      But then, Dave, you dig yourself even further in.  You say your problem with McAuliffe is that he got rich using his political contacts.  Thus we can deduce that you think Ken Cuccinelli has not gotten ahead using his political contacts.  There is, however, one problem with this: it seems pretty certain that he did.  Consol Energy gave $100,000 to the attorney general’s gubernatorial campaign (that’s also a corporation by the way, Dave, so I can now also add energy companies to the list of corproations that are somehow not “corporatist,” apparently).  The attorney general recieved this donation after his office advised Consol on the best way to sue Virginia landowners over natural gas rights on their land.  This would be rather akin to a county sheriff accepting donations from a loan shark in exchange for giving the loan shark tips on how to shake people down that, while morally reprehensible, were still technically legal.  

      The attorney general may not have actually gotten a bribe in the literal sense, but only a fool would think Consol didn’t donate that money because they know Ken would be a good friend to them in Richmond.  And let’s not forget Consol and Star Scientific also gave him many other gifts.  Gifts that, I have to assume, they wouldn’t have given him were he not the attorney general and not favorably inclined toward these companies.

      So in closing, it appears that the attorney general has accepted donations form corproations (though whether this makes him a “corporatist” we don’t know, since you did not define what that meant), and it also appears that Mr Cuccinelli used his position as attorney general to enrich himself and his gubernatorial campaign, in some cases directly to the detriment of Virginia landowners.

      So given these facts Dave, how in holy hell can you say, with a straight face, that Ken Cuccinelli has not used his political position for profit, and has not done the bidding of corporations that helped him?

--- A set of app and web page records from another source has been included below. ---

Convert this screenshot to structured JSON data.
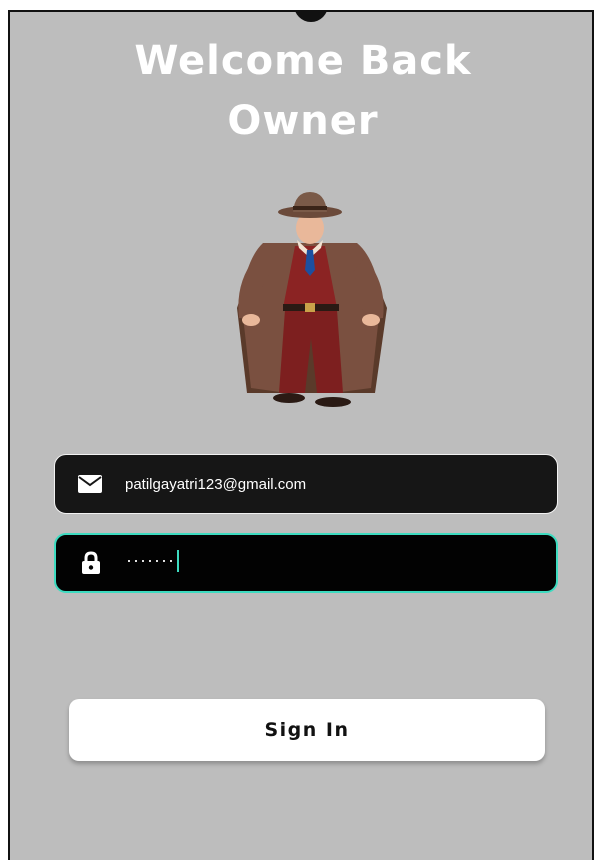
{
  "header": {
    "title_line1": "Welcome Back",
    "title_line2": "Owner"
  },
  "hero": {
    "illustration": "detective-owner-illustration"
  },
  "form": {
    "email": {
      "icon": "mail-icon",
      "value": "patilgayatri123@gmail.com"
    },
    "password": {
      "icon": "lock-icon",
      "masked_value": "·······",
      "focused": true
    }
  },
  "actions": {
    "sign_in_label": "Sign In"
  },
  "colors": {
    "background": "#bdbdbd",
    "field_dark": "#161616",
    "focus_accent": "#3ddbc0",
    "button_bg": "#ffffff"
  }
}
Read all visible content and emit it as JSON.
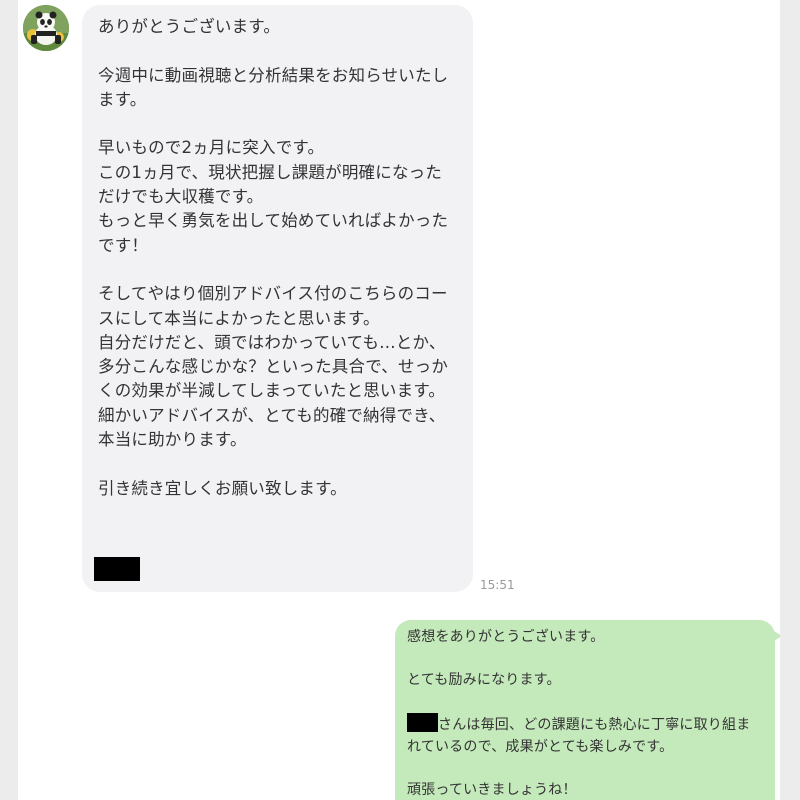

      That’s weaksauce, Dave.  Just tell us the real reason you’re for Cuccinelli.  Is it that he makes the Chamber of Commerce and the “Establishment” mad?  You know, David Duke made the “Establishment” mad in Louisiana, too.  And I think it’s a pretty good thing he didn’t win that gubernatorial race, don’t you?